* TASK TO COMPLETE
A single number is the whole answer: the tally of lines in the data below that include the word "professionnelles".

EXERCISE INPUTS START

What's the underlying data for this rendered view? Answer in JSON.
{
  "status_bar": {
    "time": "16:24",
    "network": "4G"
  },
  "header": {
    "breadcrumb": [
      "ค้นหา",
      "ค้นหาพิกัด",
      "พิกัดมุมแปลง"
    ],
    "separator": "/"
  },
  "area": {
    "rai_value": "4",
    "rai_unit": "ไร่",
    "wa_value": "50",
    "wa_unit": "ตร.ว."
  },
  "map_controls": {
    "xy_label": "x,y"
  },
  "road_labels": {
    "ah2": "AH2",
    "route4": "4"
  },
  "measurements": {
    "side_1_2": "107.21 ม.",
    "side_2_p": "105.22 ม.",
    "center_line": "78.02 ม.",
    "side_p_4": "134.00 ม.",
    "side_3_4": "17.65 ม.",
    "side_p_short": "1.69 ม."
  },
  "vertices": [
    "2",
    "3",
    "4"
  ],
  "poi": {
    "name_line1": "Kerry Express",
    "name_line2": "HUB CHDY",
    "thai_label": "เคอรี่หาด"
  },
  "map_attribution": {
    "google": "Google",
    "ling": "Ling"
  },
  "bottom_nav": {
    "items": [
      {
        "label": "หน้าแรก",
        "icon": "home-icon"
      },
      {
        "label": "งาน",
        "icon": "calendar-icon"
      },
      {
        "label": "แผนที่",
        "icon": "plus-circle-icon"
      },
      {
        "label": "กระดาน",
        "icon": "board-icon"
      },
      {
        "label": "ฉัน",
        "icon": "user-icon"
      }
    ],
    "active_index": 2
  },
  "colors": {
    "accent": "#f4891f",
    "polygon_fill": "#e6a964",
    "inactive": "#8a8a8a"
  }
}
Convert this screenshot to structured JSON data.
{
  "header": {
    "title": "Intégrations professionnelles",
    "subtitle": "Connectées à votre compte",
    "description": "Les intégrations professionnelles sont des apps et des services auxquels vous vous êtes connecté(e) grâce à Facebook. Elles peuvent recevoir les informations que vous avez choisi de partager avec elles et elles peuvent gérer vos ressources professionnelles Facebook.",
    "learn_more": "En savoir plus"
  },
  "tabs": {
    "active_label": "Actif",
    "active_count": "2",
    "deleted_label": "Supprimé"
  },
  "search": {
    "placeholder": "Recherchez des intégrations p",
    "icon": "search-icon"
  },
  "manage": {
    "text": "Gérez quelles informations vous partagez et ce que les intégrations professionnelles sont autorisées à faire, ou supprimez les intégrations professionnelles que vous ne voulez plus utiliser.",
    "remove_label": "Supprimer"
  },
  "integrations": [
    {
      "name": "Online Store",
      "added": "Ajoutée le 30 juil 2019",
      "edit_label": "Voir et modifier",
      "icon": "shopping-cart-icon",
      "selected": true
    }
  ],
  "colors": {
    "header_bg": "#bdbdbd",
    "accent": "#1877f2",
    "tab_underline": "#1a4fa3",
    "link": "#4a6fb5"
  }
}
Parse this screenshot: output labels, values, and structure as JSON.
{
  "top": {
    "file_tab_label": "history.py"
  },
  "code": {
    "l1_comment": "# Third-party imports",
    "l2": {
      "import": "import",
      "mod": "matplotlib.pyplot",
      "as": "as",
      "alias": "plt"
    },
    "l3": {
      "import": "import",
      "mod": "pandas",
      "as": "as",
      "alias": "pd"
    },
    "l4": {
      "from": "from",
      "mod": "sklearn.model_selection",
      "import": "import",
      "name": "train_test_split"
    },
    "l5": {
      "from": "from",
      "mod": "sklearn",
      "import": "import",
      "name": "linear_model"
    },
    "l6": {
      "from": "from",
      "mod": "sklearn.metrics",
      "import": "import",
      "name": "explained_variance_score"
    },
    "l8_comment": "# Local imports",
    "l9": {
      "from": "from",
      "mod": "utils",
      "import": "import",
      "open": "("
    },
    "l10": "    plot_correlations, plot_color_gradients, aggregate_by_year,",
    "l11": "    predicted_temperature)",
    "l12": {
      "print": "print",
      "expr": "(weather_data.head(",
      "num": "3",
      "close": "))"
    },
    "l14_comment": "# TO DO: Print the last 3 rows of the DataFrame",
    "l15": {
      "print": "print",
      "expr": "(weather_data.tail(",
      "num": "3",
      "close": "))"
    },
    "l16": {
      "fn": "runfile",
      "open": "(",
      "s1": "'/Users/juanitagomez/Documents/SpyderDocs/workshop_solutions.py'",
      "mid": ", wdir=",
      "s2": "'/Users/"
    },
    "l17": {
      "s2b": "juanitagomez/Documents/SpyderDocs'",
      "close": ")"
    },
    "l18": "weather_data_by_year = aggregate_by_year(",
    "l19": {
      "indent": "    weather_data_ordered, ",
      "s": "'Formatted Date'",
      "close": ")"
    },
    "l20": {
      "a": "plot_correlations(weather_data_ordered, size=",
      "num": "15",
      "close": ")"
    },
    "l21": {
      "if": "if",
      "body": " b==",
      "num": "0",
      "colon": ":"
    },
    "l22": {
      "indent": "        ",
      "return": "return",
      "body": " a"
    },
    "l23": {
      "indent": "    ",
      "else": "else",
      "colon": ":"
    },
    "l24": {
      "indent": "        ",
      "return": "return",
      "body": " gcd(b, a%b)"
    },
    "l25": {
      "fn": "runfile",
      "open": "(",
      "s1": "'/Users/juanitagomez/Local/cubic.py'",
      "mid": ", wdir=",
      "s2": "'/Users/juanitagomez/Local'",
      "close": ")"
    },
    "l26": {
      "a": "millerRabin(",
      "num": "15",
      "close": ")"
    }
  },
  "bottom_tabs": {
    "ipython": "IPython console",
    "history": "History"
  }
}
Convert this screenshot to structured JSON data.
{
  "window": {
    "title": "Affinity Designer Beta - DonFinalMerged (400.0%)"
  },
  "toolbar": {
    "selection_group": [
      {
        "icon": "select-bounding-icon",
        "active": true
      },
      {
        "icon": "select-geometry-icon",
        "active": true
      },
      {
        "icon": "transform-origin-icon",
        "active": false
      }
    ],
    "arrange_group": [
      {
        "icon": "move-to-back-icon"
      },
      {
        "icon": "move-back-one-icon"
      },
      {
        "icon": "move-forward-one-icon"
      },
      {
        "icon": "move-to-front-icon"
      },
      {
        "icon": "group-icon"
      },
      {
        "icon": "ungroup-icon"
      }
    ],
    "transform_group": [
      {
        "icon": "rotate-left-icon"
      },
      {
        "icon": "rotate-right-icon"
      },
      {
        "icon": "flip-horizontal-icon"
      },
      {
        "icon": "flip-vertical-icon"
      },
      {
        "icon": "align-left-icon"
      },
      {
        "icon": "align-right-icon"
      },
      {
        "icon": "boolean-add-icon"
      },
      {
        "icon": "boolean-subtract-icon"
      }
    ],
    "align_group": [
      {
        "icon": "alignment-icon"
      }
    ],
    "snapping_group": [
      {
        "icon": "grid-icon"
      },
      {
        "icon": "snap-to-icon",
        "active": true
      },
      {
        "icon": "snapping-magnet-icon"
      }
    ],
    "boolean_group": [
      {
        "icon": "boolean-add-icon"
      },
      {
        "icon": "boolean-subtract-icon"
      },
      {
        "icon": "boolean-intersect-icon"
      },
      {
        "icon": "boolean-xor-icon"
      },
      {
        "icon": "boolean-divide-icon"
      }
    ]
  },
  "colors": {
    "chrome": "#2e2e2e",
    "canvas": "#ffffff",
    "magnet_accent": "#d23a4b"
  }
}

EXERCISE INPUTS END

* SOLUTION FOR THIS EXERCISE
3